Work task
Gather from the material every line that contains the string "this".

Data
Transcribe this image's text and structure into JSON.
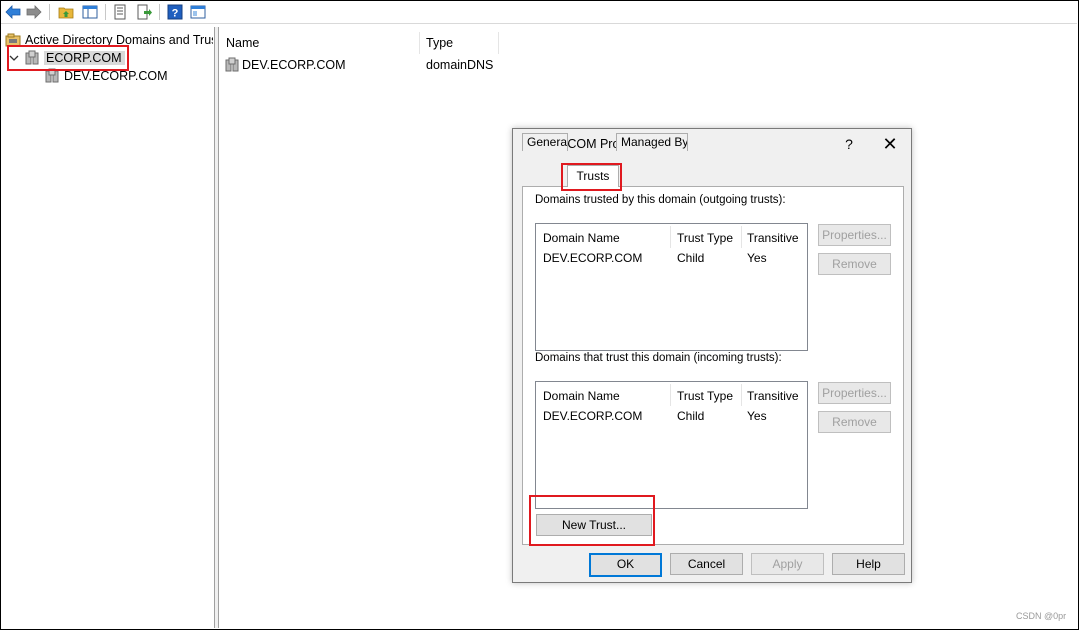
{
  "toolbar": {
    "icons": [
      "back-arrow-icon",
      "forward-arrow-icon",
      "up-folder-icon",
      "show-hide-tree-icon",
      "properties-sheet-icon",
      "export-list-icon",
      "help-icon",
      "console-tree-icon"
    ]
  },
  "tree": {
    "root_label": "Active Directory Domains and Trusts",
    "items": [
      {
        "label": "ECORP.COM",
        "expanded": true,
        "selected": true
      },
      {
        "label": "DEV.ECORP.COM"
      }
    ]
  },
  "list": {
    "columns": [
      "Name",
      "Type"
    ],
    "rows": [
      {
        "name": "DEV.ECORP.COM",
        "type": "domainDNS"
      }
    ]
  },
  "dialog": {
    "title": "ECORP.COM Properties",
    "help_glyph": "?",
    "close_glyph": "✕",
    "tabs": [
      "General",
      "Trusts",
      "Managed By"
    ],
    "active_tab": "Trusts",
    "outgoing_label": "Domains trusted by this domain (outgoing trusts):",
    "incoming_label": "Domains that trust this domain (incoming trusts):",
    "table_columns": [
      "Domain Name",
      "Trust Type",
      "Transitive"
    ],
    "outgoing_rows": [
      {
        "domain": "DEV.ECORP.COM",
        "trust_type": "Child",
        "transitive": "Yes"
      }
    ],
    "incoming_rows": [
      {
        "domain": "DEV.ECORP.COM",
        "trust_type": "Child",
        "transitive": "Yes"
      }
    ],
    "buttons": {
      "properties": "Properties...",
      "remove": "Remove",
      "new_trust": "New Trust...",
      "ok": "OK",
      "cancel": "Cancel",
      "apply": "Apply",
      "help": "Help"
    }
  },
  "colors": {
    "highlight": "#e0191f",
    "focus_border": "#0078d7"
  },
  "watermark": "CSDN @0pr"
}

Response box
Transcribe this image's text and structure into JSON.
    "outgoing_label": "Domains trusted by this domain (outgoing trusts):",
    "incoming_label": "Domains that trust this domain (incoming trusts):",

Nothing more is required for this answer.